Entries from a dataset of interfaces
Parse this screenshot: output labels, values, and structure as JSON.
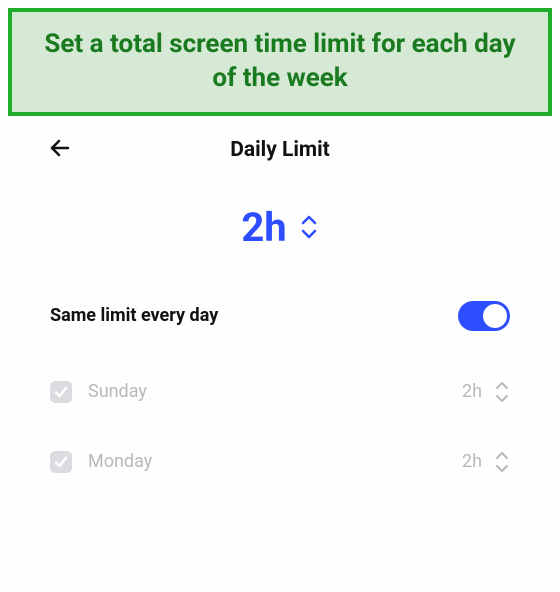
{
  "callout": {
    "text": "Set a total screen time limit for each day of the week"
  },
  "header": {
    "title": "Daily Limit"
  },
  "limit": {
    "value": "2h"
  },
  "same_limit": {
    "label": "Same limit every day",
    "enabled": true
  },
  "days": [
    {
      "name": "Sunday",
      "value": "2h",
      "checked": true
    },
    {
      "name": "Monday",
      "value": "2h",
      "checked": true
    }
  ],
  "colors": {
    "accent": "#2d4eff",
    "callout_border": "#1fad2a",
    "callout_bg": "#d6e9d5",
    "callout_text": "#1a7a1f"
  }
}
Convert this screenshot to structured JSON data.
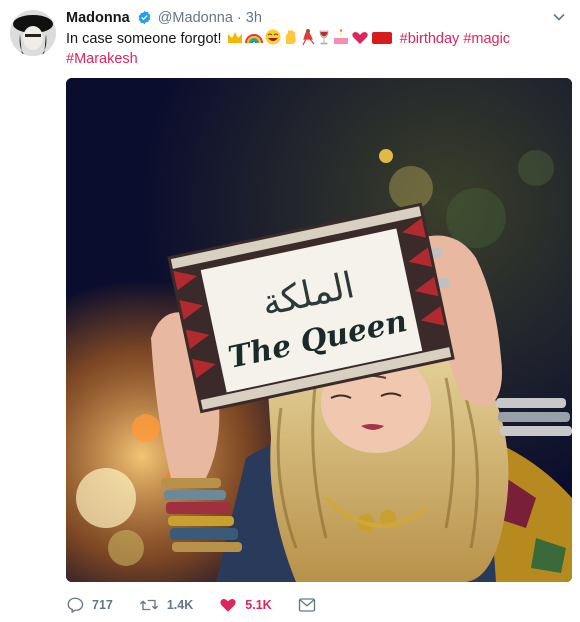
{
  "tweet": {
    "display_name": "Madonna",
    "handle": "@Madonna",
    "separator": "·",
    "time": "3h",
    "text": "In case someone forgot!",
    "hashtags_line1": "#birthday #magic",
    "hashtags_line2": "#Marakesh",
    "image_sign_arabic": "الملكة",
    "image_sign_english": "The Queen"
  },
  "actions": {
    "replies": "717",
    "retweets": "1.4K",
    "likes": "5.1K"
  },
  "colors": {
    "hashtag": "#e0245e",
    "verified": "#1da1f2",
    "meta_gray": "#657786"
  },
  "icons": [
    "verified-badge-icon",
    "chevron-down-icon",
    "reply-icon",
    "retweet-icon",
    "heart-icon",
    "direct-message-icon"
  ]
}
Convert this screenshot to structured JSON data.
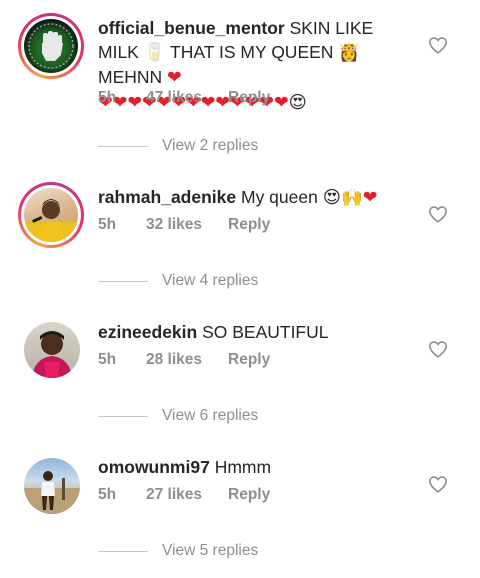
{
  "comments": [
    {
      "username": "official_benue_mentor",
      "text_part1": " SKIN LIKE MILK ",
      "milk_emoji": "🥛",
      "text_part2": " THAT IS MY QUEEN ",
      "queen_emoji": "👸",
      "text_part3": " MEHNN ",
      "hearts_line1": "❤",
      "hearts_line2": "❤❤❤❤❤❤❤❤❤❤❤❤❤",
      "heart_eyes": "😍",
      "time": "5h",
      "likes": "47 likes",
      "reply_label": "Reply",
      "view_replies": "View 2 replies"
    },
    {
      "username": "rahmah_adenike",
      "text": " My queen ",
      "emojis": "😍🙌",
      "heart": "❤",
      "time": "5h",
      "likes": "32 likes",
      "reply_label": "Reply",
      "view_replies": "View 4 replies"
    },
    {
      "username": "ezineedekin",
      "text": " SO BEAUTIFUL",
      "time": "5h",
      "likes": "28 likes",
      "reply_label": "Reply",
      "view_replies": "View 6 replies"
    },
    {
      "username": "omowunmi97",
      "text": " Hmmm",
      "time": "5h",
      "likes": "27 likes",
      "reply_label": "Reply",
      "view_replies": "View 5 replies"
    }
  ],
  "colors": {
    "meta_text": "#8e8e8e",
    "heart_red": "#e0202c",
    "story_ring_start": "#f9a03f",
    "story_ring_end": "#c13584"
  },
  "icons": {
    "like": "heart-outline-icon"
  }
}
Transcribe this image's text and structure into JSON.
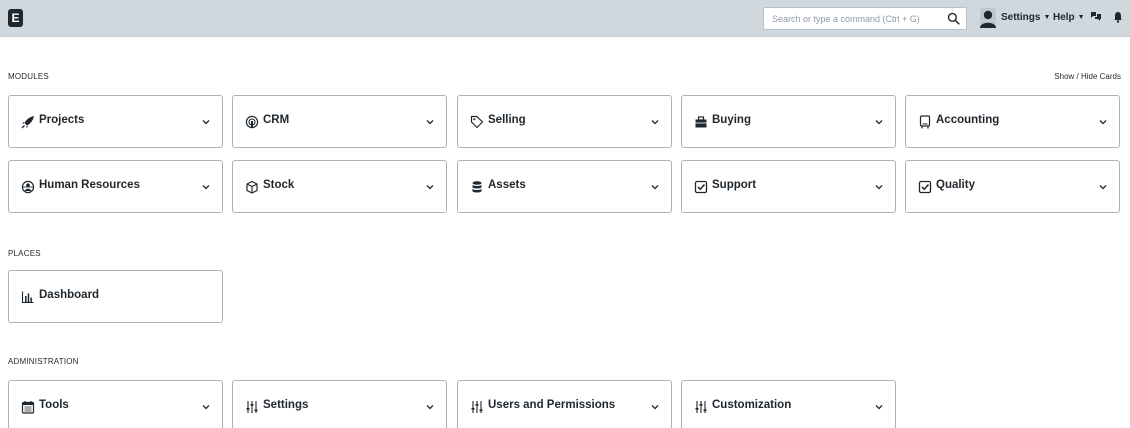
{
  "navbar": {
    "logo_letter": "E",
    "search_placeholder": "Search or type a command (Ctrl + G)",
    "settings_label": "Settings",
    "help_label": "Help"
  },
  "sections": {
    "modules_label": "MODULES",
    "show_hide_label": "Show / Hide Cards",
    "places_label": "PLACES",
    "administration_label": "ADMINISTRATION"
  },
  "modules": [
    {
      "label": "Projects",
      "icon": "rocket-icon"
    },
    {
      "label": "CRM",
      "icon": "crm-icon"
    },
    {
      "label": "Selling",
      "icon": "tag-icon"
    },
    {
      "label": "Buying",
      "icon": "briefcase-icon"
    },
    {
      "label": "Accounting",
      "icon": "book-icon"
    },
    {
      "label": "Human Resources",
      "icon": "users-icon"
    },
    {
      "label": "Stock",
      "icon": "box-icon"
    },
    {
      "label": "Assets",
      "icon": "database-icon"
    },
    {
      "label": "Support",
      "icon": "check-square-icon"
    },
    {
      "label": "Quality",
      "icon": "check-square-icon"
    }
  ],
  "places": [
    {
      "label": "Dashboard",
      "icon": "bar-chart-icon"
    }
  ],
  "administration": [
    {
      "label": "Tools",
      "icon": "calendar-icon"
    },
    {
      "label": "Settings",
      "icon": "sliders-icon"
    },
    {
      "label": "Users and Permissions",
      "icon": "sliders-icon"
    },
    {
      "label": "Customization",
      "icon": "sliders-icon"
    }
  ]
}
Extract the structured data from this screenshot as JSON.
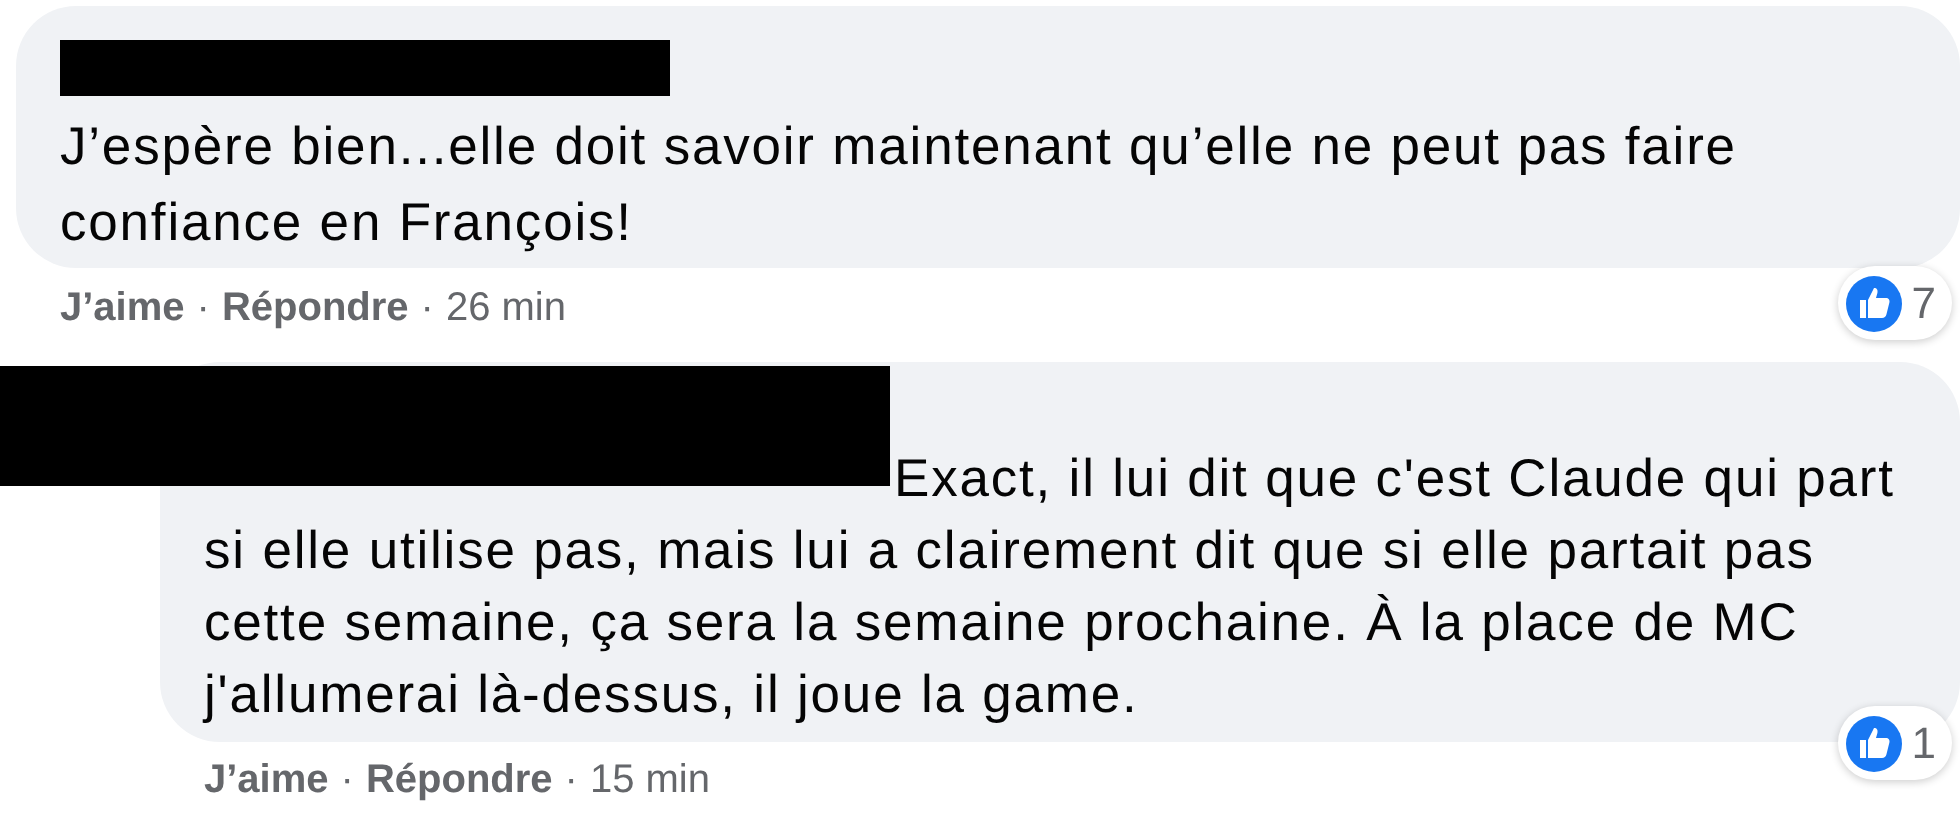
{
  "comments": [
    {
      "redacted": true,
      "text": "J’espère bien...elle doit savoir maintenant qu’elle ne peut pas faire confiance en François!",
      "like": "J’aime",
      "separator": "·",
      "reply": "Répondre",
      "time": "26 min",
      "reactions": "7"
    },
    {
      "redacted": true,
      "text": "Exact, il lui dit que c'est Claude qui part si elle utilise pas, mais lui a clairement dit que si elle partait pas cette semaine, ça sera la semaine prochaine. À la place de MC j'allumerai là-dessus, il joue la game.",
      "like": "J’aime",
      "separator": "·",
      "reply": "Répondre",
      "time": "15 min",
      "reactions": "1"
    }
  ]
}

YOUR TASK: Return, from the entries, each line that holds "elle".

SOLUTION BELOW:
      "text": "J’espère bien...elle doit savoir maintenant qu’elle ne peut pas faire confiance en François!",
      "text": "Exact, il lui dit que c'est Claude qui part si elle utilise pas, mais lui a clairement dit que si elle partait pas cette semaine, ça sera la semaine prochaine. À la place de MC j'allumerai là-dessus, il joue la game.",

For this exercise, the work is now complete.